Recession Preparation 101: Plan for Potential Layoffs Ahead of Time
By Jonathan Sterling & Brendan Gooley
The economy is strong. Unemployment is at 3.5%, the lowest it has been in decades. Employers added 136,000 jobs in September. Yet there are growing concerns that a recession is coming. The Dow dropped 800 points in 2 days at the start of October because of those concerns. Start making plans now so your business won’t be caught unprepared if the economic winds turn rough.
Recessions and Layoffs: The Perfect Litigation Storm
Recessions inevitably force employers to lay employees off. Layoffs invariably lead to disgruntled former employees who are unemployed, often in a poor job market. Some of them will claim they were laid off not because of the bad economy but because of their race, sex, age, or other protected factors.
In fact, the data show that during the 2008 “Great Recession,” age discrimination claims skyrocketed. That’s unsurprising, given the perfect storm of angry and cash-strapped former employees who couldn’t find new work.
There are, however, things you can do to minimize the potential for costly and distracting litigation following a layoff if one becomes necessary. Some of the best strategies for minimizing risk require you to begin planning or at least taking certain precautionary steps long before a layoff is actually announced.
This month, we’re offering some tips about what you can do now to minimize the inherent risks associated with layoffs.
Conduct Regular, Objective Performance Reviews
When employees say they were laid off because of their race, sex, age, or other protected class, you need to have a legitimate nondiscriminatory reason for the layoff. Legitimate reasons come in all shapes and sizes. But some of the best rely on objective data collected over the course of many months, most commonly gathered through regular performance reviews.
An employee who is laid off after receiving three poor quarterly performance reviews will have a much harder time proving a discrimination claim than one who was let go without documentation of poor performance.
The more documentation you have of long-term substandard performance the better. To have that documentation, however, you need to create and make sure you conduct regular reviews, not just a single round of reviews two weeks before a layoff occurs.
Give Supervisors Refresher Training on Company Policies
Providing supervisors with periodic refresher training on company policies, including anti-discrimination policies and appropriate workplace conduct, is generally a good idea. It becomes particularly important in the months before layoffs. Reminding people of what is and isn’t appropriate at work can reduce incidents that can lead to complaints.
It’s not uncommon for savvy employees to make complaints about misconduct they otherwise might not report shortly before layoffs. Retaliating against employees for reporting misconduct is illegal, and it may look suspicious if someone is laid off 3 weeks after reporting sexual harassment.
Of course, there generally has to be something for the employee to report.

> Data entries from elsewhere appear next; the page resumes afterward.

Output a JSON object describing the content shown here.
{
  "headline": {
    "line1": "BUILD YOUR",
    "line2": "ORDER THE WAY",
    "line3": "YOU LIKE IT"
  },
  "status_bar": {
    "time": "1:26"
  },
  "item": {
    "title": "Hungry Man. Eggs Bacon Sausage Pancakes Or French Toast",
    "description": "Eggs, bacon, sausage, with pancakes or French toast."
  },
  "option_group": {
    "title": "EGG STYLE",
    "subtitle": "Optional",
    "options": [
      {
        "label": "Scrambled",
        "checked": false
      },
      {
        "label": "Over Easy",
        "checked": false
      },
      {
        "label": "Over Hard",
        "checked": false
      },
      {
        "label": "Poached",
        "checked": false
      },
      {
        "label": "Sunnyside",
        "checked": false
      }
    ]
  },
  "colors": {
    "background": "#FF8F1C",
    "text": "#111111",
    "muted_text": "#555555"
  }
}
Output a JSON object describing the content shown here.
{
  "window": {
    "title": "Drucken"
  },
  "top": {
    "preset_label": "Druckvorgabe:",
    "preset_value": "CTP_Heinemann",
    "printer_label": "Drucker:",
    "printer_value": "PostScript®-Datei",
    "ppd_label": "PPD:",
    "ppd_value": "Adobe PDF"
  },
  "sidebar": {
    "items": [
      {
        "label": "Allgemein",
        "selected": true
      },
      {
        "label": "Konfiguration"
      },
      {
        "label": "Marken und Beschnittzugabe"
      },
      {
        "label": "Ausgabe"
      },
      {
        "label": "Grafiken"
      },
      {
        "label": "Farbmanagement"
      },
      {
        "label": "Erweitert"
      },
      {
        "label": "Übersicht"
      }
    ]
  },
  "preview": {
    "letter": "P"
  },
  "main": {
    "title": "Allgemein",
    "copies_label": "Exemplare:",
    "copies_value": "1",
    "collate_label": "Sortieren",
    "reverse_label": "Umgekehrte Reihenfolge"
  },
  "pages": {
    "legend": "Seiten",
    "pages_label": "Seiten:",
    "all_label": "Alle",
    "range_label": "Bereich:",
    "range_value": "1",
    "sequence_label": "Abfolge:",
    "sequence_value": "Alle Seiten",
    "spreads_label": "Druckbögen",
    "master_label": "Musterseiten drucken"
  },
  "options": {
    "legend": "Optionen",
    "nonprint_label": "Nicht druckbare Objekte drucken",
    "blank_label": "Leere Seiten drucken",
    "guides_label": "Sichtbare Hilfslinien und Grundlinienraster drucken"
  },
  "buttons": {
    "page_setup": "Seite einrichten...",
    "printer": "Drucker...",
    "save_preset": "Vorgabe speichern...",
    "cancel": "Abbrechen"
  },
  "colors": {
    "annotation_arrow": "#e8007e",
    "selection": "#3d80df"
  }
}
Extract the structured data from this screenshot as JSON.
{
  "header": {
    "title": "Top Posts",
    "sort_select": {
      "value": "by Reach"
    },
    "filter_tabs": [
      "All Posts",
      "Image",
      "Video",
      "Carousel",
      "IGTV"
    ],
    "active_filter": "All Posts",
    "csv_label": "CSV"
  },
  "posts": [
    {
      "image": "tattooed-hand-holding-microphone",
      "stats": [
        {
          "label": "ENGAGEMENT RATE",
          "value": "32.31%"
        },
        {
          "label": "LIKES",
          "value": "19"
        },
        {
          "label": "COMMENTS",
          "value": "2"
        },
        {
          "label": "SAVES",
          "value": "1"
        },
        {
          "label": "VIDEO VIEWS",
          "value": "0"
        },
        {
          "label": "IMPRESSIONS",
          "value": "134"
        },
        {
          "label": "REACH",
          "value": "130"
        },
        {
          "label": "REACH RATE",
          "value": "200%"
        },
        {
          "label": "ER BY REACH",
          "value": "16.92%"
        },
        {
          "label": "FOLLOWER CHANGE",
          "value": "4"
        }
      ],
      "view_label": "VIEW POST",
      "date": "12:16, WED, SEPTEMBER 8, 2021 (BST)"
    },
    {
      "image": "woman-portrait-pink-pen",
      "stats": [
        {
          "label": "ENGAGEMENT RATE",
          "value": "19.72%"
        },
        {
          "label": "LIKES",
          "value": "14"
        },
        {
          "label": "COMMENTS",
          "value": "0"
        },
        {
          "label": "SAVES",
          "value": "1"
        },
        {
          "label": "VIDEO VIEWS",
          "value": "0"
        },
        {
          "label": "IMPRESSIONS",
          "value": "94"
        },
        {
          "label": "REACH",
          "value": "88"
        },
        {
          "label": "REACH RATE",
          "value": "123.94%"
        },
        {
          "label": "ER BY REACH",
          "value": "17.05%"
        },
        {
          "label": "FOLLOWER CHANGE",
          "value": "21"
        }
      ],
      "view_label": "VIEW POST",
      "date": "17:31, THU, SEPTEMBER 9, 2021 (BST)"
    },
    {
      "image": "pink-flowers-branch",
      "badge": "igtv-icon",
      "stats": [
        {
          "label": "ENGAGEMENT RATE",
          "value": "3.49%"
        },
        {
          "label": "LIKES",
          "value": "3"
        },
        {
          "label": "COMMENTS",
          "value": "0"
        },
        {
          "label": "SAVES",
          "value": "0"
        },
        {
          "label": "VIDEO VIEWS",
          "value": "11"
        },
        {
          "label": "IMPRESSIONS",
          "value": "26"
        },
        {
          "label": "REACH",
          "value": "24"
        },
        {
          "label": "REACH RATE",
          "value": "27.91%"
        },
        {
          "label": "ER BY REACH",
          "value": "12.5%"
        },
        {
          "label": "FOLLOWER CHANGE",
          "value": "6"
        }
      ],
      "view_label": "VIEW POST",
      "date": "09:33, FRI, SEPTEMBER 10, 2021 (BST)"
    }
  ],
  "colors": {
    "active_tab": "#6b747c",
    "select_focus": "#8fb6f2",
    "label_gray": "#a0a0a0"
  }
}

Reminding people how they should act and what behavior to avoid can prevent potentially problematic conduct before it occurs.
Get HR and/or the Lawyers Involved
Involving HR professionals and/or companies or outside lawyers early in the process is very important. HR should be involved to ensure objective, companywide criteria are used to evaluate employees for a reduction in force (RIF).
For example, HR can generate a matrix for departments and supervisors to use that will stress the most important characteristics the company is looking for in its retained workforce. HR and legal also can identify problems with a proposed layoff population.
Even if it’s by accident, it doesn’t look good if 70% of the people laid off were over the age of 50. Using lawyers also may have the added benefit of shielding layoff discussions with the attorney-client privilege.
Determine Whether a WARNing Is Required
The Worker Adjustment and Retraining Notification (WARN) Act of 1988 requires many employers to give employees 60 days’ advance notice before a layoff occurs if the planned layoff is large enough. If you’re seriously considering a layoff, you should think about:
- Whether you need to provide notice; and
- Whether you can structure your layoffs to avoid triggering notice requirements.
Plan for the Worst; Hope for the Best
Although we all hope fears of a coming recession are unfounded, there are things you should be doing now to prepare for one if it does occur. Among other things, that means beginning to plan well ahead of time for potential layoffs to minimize the problems that inevitably follow from disgruntled former employees who are out of work in a bad job market.
Jonathan Sterling and Brendan Gooley are attorneys at the Carlton Fields law firm in Hartford.